EXERCISE:
Wherever the word "FACIL" appears in a line of the records, copy that line.
DATA FOR PROCESSING START
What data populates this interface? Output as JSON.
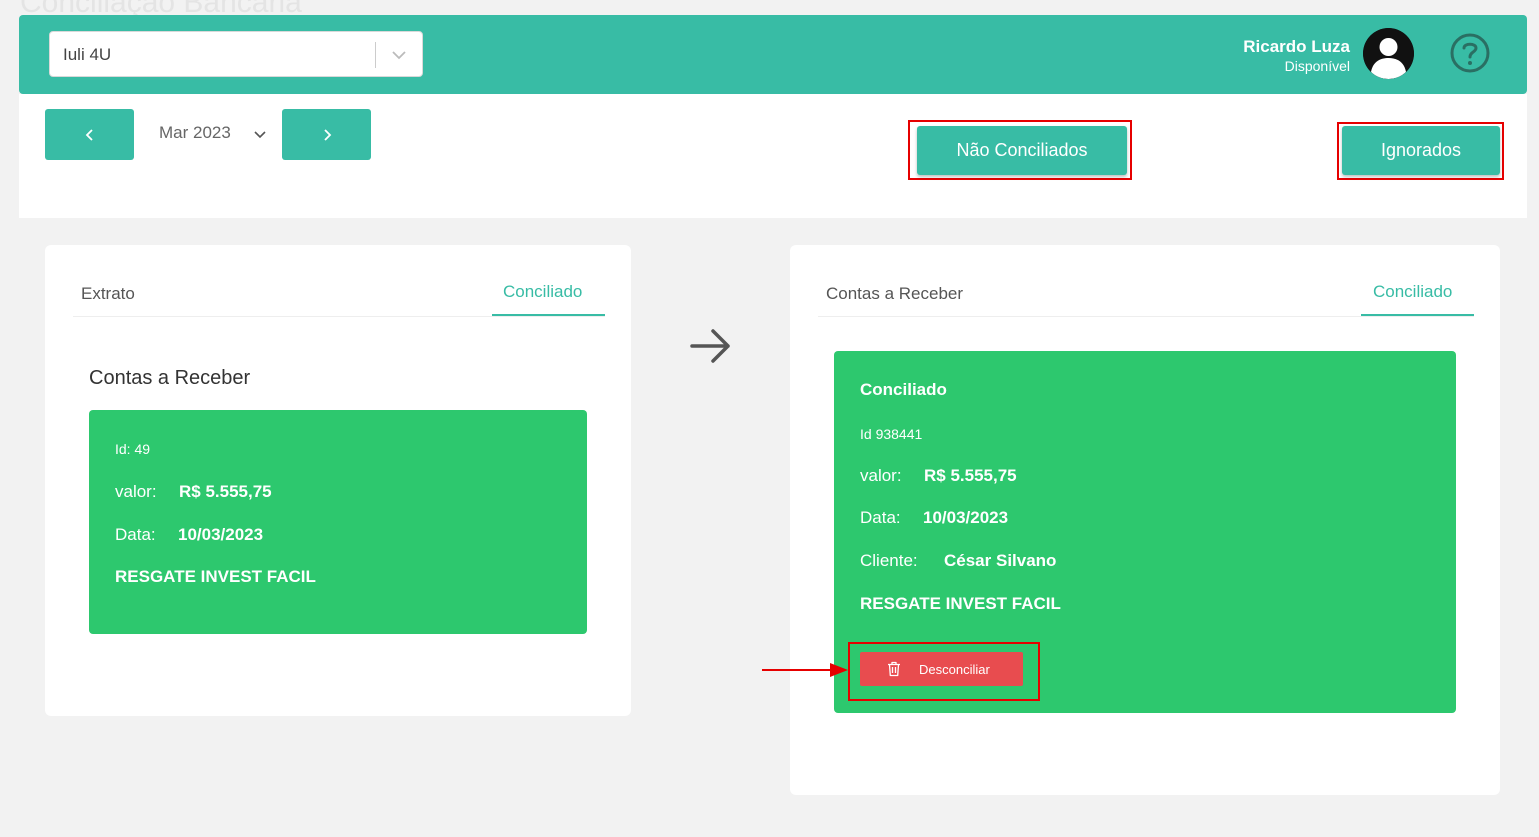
{
  "page": {
    "title": "Conciliação Bancária"
  },
  "topbar": {
    "company": "Iuli 4U",
    "user_name": "Ricardo Luza",
    "user_status": "Disponível"
  },
  "toolbar": {
    "prev_label": "‹",
    "next_label": "›",
    "month": "Mar 2023",
    "nao_conciliados": "Não Conciliados",
    "ignorados": "Ignorados"
  },
  "left_panel": {
    "tab_left": "Extrato",
    "tab_active": "Conciliado",
    "section_title": "Contas a Receber",
    "card": {
      "id": "Id: 49",
      "valor_label": "valor:",
      "valor": "R$ 5.555,75",
      "data_label": "Data:",
      "data": "10/03/2023",
      "descricao": "RESGATE INVEST FACIL"
    }
  },
  "right_panel": {
    "tab_left": "Contas a Receber",
    "tab_active": "Conciliado",
    "card": {
      "status": "Conciliado",
      "id": "Id 938441",
      "valor_label": "valor:",
      "valor": "R$ 5.555,75",
      "data_label": "Data:",
      "data": "10/03/2023",
      "cliente_label": "Cliente:",
      "cliente": "César Silvano",
      "descricao": "RESGATE INVEST FACIL",
      "desconciliar": "Desconciliar"
    }
  },
  "colors": {
    "brand": "#38bca5",
    "card": "#2dc86e",
    "danger": "#e84c4f",
    "highlight": "#e60000"
  },
  "icons": [
    "chevron-down-icon",
    "user-avatar-icon",
    "help-circle-icon",
    "arrow-right-icon",
    "trash-icon"
  ]
}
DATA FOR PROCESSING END
EXERCISE RESULT:
      "descricao": "RESGATE INVEST FACIL"
      "descricao": "RESGATE INVEST FACIL",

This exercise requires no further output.